Please return the full listing below without altering anything.

Segment Start: DATA EXTRACT

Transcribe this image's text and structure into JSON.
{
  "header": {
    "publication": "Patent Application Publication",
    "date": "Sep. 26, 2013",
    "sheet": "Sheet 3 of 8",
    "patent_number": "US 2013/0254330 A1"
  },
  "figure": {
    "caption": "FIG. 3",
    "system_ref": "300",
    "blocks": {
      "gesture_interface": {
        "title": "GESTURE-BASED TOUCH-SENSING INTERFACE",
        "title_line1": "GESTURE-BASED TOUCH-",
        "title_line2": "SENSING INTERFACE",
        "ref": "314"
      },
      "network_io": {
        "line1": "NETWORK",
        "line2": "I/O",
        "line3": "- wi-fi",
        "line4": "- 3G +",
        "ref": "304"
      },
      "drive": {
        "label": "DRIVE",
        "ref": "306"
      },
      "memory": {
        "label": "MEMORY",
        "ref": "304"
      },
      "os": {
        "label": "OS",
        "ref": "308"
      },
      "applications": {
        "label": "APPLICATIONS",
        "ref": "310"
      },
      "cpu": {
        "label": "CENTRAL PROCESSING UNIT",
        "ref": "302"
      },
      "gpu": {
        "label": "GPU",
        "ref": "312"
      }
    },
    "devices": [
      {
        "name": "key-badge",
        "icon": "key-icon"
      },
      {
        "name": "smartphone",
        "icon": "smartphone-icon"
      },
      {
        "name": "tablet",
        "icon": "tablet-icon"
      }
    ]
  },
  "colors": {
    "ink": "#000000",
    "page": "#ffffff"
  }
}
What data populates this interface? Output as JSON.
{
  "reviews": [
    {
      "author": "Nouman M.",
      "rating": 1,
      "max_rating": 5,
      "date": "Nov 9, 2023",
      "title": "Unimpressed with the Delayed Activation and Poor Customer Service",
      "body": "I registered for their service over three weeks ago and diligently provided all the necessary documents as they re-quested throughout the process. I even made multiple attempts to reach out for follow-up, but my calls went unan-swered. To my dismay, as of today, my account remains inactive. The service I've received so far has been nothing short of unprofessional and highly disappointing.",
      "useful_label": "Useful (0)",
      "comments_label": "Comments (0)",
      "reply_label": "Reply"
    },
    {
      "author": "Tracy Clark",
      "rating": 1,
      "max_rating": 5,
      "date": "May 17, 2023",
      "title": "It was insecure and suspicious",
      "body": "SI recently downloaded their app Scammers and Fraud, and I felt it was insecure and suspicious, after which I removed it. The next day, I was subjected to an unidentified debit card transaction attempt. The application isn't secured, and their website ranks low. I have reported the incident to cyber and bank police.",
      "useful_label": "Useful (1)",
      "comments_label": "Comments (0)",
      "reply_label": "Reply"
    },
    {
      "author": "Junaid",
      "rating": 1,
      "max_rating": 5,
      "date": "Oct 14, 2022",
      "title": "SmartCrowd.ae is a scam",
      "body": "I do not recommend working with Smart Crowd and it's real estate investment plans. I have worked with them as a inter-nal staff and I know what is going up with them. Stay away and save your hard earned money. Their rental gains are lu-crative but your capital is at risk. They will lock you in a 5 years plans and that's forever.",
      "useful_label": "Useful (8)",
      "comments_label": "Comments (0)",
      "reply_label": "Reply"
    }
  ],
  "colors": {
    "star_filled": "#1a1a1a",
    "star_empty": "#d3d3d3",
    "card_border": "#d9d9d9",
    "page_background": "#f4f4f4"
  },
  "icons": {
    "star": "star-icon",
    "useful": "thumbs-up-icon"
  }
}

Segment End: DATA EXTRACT

▸ ANSWER BOX:
Transcribe this image's text and structure into JSON.
{
  "header": {
    "publication": "Patent Application Publication",
    "date": "Sep. 26, 2013",
    "sheet": "Sheet 3 of 8",
    "patent_number": "US 2013/0254330 A1"
  },
  "figure": {
    "caption": "FIG. 3",
    "system_ref": "300",
    "blocks": {
      "gesture_interface": {
        "title": "GESTURE-BASED TOUCH-SENSING INTERFACE",
        "title_line1": "GESTURE-BASED TOUCH-",
        "title_line2": "SENSING INTERFACE",
        "ref": "314"
      },
      "network_io": {
        "line1": "NETWORK",
        "line2": "I/O",
        "line3": "- wi-fi",
        "line4": "- 3G +",
        "ref": "304"
      },
      "drive": {
        "label": "DRIVE",
        "ref": "306"
      },
      "memory": {
        "label": "MEMORY",
        "ref": "304"
      },
      "os": {
        "label": "OS",
        "ref": "308"
      },
      "applications": {
        "label": "APPLICATIONS",
        "ref": "310"
      },
      "cpu": {
        "label": "CENTRAL PROCESSING UNIT",
        "ref": "302"
      },
      "gpu": {
        "label": "GPU",
        "ref": "312"
      }
    },
    "devices": [
      {
        "name": "key-badge",
        "icon": "key-icon"
      },
      {
        "name": "smartphone",
        "icon": "smartphone-icon"
      },
      {
        "name": "tablet",
        "icon": "tablet-icon"
      }
    ]
  },
  "colors": {
    "ink": "#000000",
    "page": "#ffffff"
  }
}
What data populates this interface? Output as JSON.
{
  "reviews": [
    {
      "author": "Nouman M.",
      "rating": 1,
      "max_rating": 5,
      "date": "Nov 9, 2023",
      "title": "Unimpressed with the Delayed Activation and Poor Customer Service",
      "body": "I registered for their service over three weeks ago and diligently provided all the necessary documents as they re-quested throughout the process. I even made multiple attempts to reach out for follow-up, but my calls went unan-swered. To my dismay, as of today, my account remains inactive. The service I've received so far has been nothing short of unprofessional and highly disappointing.",
      "useful_label": "Useful (0)",
      "comments_label": "Comments (0)",
      "reply_label": "Reply"
    },
    {
      "author": "Tracy Clark",
      "rating": 1,
      "max_rating": 5,
      "date": "May 17, 2023",
      "title": "It was insecure and suspicious",
      "body": "SI recently downloaded their app Scammers and Fraud, and I felt it was insecure and suspicious, after which I removed it. The next day, I was subjected to an unidentified debit card transaction attempt. The application isn't secured, and their website ranks low. I have reported the incident to cyber and bank police.",
      "useful_label": "Useful (1)",
      "comments_label": "Comments (0)",
      "reply_label": "Reply"
    },
    {
      "author": "Junaid",
      "rating": 1,
      "max_rating": 5,
      "date": "Oct 14, 2022",
      "title": "SmartCrowd.ae is a scam",
      "body": "I do not recommend working with Smart Crowd and it's real estate investment plans. I have worked with them as a inter-nal staff and I know what is going up with them. Stay away and save your hard earned money. Their rental gains are lu-crative but your capital is at risk. They will lock you in a 5 years plans and that's forever.",
      "useful_label": "Useful (8)",
      "comments_label": "Comments (0)",
      "reply_label": "Reply"
    }
  ],
  "colors": {
    "star_filled": "#1a1a1a",
    "star_empty": "#d3d3d3",
    "card_border": "#d9d9d9",
    "page_background": "#f4f4f4"
  },
  "icons": {
    "star": "star-icon",
    "useful": "thumbs-up-icon"
  }
}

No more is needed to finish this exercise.